Lotteries are a common way to raise money for charities. In the United States, for example, the money raised from lottery ticket sales goes to various nonprofit organizations that help the poor. These funds are used to support veterans, parks, education, and other public services.
Lotteries have a long history in the United States. Several colonies, for example, used the proceeds from lottery sales to fund local militias during the French and Indian Wars. The first known European lottery took place in the Roman Empire. It was believed that the Roman emperors gave away slaves as prizes in the lottery.
There are two basic types of lotteries: the cash prize type and the fixed prize type. A cash prize is usually a one-time payment that is less than the advertised jackpot.

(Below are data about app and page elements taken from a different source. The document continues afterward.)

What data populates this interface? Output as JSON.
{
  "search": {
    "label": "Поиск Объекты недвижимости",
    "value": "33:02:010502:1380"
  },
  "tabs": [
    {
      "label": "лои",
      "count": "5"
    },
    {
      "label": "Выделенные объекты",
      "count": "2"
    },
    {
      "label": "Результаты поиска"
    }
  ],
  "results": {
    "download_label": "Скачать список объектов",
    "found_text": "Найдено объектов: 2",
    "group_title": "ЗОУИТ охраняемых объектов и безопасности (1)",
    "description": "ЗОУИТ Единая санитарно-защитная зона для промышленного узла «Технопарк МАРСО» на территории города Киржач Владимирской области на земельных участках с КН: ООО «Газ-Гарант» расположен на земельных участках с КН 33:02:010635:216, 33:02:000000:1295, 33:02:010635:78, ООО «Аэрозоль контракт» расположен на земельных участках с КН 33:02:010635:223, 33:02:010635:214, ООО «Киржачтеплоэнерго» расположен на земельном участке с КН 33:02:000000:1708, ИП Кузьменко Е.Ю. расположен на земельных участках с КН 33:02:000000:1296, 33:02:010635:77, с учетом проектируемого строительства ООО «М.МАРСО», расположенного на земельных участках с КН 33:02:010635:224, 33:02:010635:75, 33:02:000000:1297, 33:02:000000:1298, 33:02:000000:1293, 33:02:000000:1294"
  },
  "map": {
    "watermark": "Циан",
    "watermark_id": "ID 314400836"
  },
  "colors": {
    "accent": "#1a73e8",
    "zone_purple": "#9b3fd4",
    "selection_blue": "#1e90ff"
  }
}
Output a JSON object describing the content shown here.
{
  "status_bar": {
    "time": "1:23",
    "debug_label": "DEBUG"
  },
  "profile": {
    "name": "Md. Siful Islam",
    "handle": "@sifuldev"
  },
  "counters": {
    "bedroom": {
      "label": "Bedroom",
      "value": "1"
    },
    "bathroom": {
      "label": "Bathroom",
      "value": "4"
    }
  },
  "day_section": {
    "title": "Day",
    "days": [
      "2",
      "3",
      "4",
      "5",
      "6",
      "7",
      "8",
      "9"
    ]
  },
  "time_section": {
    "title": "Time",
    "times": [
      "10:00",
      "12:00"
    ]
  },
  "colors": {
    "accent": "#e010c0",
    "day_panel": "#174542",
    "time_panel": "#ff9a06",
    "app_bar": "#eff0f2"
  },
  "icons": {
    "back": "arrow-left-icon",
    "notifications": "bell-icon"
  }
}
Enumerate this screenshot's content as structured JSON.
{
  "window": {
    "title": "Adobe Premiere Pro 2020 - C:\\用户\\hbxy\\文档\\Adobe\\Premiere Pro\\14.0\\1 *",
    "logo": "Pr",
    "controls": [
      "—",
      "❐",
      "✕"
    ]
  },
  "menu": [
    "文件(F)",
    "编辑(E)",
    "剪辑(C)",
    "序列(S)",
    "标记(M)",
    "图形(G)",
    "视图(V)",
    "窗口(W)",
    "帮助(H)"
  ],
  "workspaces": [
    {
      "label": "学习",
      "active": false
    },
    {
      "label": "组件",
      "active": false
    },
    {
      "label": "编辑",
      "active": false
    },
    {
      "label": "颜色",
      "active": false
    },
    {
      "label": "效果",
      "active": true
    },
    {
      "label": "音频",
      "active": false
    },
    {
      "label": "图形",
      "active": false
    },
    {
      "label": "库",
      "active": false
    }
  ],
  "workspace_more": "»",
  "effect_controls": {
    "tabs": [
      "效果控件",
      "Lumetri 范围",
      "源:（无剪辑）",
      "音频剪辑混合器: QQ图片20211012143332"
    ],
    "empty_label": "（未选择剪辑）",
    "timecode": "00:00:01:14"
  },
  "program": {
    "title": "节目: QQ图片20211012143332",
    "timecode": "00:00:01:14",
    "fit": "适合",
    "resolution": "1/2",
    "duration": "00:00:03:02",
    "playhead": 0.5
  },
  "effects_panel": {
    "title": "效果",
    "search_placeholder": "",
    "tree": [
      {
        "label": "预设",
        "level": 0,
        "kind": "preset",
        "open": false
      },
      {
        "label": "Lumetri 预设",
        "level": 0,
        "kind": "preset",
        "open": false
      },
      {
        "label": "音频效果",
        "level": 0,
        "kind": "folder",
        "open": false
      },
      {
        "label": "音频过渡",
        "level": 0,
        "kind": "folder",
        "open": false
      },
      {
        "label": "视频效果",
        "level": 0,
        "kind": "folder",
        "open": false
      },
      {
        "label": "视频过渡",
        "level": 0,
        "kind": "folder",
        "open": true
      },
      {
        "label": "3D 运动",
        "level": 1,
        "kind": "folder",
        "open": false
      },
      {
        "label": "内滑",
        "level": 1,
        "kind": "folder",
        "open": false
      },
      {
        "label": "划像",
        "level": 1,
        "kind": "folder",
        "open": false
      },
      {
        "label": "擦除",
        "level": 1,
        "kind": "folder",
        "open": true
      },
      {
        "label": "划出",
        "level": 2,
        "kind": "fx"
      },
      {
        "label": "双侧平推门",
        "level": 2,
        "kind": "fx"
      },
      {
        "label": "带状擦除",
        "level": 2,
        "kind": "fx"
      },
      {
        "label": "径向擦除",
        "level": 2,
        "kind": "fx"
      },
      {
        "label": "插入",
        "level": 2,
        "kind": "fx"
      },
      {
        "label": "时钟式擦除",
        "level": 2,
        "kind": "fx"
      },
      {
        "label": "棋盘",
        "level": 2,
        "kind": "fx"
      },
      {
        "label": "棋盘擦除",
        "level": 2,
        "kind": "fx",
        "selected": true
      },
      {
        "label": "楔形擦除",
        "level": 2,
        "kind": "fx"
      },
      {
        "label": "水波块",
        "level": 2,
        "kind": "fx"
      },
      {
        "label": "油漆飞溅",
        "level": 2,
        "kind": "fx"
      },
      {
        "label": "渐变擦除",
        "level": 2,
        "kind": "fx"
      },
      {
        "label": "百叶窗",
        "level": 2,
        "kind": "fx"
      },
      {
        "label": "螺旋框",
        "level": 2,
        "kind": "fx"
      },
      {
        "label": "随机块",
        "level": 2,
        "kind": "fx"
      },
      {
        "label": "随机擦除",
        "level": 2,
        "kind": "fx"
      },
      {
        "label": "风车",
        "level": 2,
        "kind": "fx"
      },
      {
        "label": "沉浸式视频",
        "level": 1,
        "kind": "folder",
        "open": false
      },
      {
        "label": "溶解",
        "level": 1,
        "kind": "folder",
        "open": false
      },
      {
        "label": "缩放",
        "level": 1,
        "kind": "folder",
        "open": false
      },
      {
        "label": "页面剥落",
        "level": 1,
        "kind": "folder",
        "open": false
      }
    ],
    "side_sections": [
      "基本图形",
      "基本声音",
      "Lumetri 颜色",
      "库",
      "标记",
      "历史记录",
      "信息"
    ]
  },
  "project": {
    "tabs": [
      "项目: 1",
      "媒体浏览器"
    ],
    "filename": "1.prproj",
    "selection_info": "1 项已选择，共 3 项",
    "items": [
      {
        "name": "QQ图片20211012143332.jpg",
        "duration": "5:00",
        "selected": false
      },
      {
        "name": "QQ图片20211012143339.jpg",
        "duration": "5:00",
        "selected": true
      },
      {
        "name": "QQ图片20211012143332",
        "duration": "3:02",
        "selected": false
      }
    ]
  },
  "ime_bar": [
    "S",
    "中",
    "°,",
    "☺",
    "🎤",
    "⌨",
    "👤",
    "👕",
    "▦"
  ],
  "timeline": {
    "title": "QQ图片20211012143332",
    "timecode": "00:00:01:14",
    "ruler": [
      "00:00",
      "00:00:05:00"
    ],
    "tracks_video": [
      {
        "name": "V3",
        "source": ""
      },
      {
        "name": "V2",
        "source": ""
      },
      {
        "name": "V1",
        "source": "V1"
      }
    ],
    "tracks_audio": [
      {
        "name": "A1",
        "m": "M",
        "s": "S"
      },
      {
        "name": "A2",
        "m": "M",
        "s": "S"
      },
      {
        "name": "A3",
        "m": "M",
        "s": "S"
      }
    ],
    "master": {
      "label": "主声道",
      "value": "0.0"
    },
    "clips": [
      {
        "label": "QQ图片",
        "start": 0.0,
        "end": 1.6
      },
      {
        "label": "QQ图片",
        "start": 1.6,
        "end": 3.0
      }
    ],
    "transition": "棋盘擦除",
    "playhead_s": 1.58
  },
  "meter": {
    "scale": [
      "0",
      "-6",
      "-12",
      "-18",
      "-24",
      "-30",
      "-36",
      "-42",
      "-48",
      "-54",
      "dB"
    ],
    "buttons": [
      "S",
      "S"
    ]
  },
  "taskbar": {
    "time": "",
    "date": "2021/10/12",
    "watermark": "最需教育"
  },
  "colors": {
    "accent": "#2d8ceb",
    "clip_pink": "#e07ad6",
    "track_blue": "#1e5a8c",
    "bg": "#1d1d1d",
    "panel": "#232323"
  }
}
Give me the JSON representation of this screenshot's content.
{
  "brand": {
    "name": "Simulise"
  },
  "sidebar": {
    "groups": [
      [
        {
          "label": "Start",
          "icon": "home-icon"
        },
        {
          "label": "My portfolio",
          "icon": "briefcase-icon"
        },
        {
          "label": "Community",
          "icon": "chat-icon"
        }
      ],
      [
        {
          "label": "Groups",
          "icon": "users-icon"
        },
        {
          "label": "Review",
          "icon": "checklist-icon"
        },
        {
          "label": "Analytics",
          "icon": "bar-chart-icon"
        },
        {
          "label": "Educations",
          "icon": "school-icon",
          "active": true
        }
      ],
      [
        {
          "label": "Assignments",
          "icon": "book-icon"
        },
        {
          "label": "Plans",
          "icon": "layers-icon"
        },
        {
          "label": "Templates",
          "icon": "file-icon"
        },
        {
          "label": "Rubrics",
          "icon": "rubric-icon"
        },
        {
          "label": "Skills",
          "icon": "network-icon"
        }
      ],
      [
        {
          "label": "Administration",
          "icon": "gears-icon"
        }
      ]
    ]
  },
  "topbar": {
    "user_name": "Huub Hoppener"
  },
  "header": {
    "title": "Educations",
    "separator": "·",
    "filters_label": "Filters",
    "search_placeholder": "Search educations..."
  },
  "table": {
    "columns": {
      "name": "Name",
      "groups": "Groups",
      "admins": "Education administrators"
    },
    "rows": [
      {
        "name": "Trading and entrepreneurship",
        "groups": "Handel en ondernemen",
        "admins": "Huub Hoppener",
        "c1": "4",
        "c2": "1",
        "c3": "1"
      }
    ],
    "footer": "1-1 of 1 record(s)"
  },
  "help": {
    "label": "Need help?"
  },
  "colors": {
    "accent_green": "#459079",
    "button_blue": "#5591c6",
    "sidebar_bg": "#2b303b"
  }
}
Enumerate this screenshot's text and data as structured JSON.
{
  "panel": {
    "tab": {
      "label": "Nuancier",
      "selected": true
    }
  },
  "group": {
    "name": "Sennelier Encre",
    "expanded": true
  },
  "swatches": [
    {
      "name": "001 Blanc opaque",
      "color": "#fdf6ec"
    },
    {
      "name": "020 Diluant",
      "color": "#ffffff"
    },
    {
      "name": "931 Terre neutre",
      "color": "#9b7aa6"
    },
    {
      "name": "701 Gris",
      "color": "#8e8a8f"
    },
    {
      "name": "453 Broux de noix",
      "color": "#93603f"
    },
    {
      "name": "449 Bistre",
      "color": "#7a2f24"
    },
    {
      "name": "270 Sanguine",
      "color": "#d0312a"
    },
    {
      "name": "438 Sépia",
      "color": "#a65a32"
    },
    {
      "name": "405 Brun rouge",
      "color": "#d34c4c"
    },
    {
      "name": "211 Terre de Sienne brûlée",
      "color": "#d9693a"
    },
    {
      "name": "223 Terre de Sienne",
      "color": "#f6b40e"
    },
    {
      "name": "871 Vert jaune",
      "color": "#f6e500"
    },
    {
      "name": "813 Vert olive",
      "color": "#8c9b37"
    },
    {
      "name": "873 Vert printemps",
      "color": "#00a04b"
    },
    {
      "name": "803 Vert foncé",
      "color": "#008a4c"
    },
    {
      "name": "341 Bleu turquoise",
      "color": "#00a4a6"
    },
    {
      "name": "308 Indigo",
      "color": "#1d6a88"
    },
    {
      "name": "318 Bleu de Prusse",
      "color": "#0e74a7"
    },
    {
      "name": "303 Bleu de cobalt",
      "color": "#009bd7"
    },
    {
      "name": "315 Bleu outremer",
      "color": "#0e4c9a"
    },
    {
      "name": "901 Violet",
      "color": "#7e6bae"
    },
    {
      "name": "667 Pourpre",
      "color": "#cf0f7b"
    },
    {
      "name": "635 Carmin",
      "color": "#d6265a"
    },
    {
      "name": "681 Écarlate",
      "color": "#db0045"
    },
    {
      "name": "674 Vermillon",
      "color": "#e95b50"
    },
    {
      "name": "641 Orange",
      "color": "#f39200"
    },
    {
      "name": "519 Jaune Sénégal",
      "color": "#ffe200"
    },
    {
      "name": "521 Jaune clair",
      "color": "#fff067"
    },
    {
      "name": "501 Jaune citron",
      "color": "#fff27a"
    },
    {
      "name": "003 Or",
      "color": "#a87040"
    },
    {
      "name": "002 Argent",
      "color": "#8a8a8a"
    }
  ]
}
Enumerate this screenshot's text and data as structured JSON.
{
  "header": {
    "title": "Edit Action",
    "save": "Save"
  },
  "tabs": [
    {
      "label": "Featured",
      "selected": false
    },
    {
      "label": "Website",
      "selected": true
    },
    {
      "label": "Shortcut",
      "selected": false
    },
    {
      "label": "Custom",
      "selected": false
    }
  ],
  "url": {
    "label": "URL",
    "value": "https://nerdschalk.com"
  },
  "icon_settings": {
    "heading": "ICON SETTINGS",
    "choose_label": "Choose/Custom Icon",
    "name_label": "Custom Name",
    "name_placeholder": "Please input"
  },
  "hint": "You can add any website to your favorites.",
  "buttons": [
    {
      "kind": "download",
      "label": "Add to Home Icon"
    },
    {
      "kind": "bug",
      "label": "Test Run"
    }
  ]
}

For the fixed prize type, the organizer has the option to choose an annuity. Choosing an annuity may allow for the tax-free distribution of the winnings. However, it is a risk to the organizer.
Many state governments use the money they raise from lotteries to help with school funding, parks, and other public projects. The first modern government-run US lottery was established in New Hampshire in 1964. Other states have established their own lotteries.
Lotteries were popular in the 17th century in the Netherlands. However, they were banned in France for two centuries. During the 18th century, several states used lotteries to raise money for college scholarships, for fortifications, and for roads and libraries.
Several towns held public lotteries to raise money. Some had too many people for the draw, while others had too few. In some cases, the prizes were worth little. Others were advertised as “Pieces of Eight.”
Although there are several different forms of lotteries, the main objective is to provide the opportunity for a group of people to win a prize. In some cases, the winner can choose whether to receive an annuity or a one-time payment.
In the United States, lottery winners are required to pay income taxes, but the winner’s choice is often limited to the amount that the promoter can afford to pay out. For example, a jackpot of $5 million is far from impossible for any lottery. But in order to keep the winnings from being revealed, the name of the winning ticket must be kept anonymous. Keeping the name of the winning ticket secret also protects long-lost friends from scammers.
In Canada, Ireland, and Finland, individuals do not have to pay income taxes on the proceeds of a lottery. In Australia, Germany, and Liechtenstein, winners are paid out as lump sums. The Netherlands, New Zealand, and Spain, however, do have personal income tax.
Most states require that you pay income taxes if you win a lottery. In addition, a 30 percent of the prize is automatically withheld for mandatory income withholding taxes.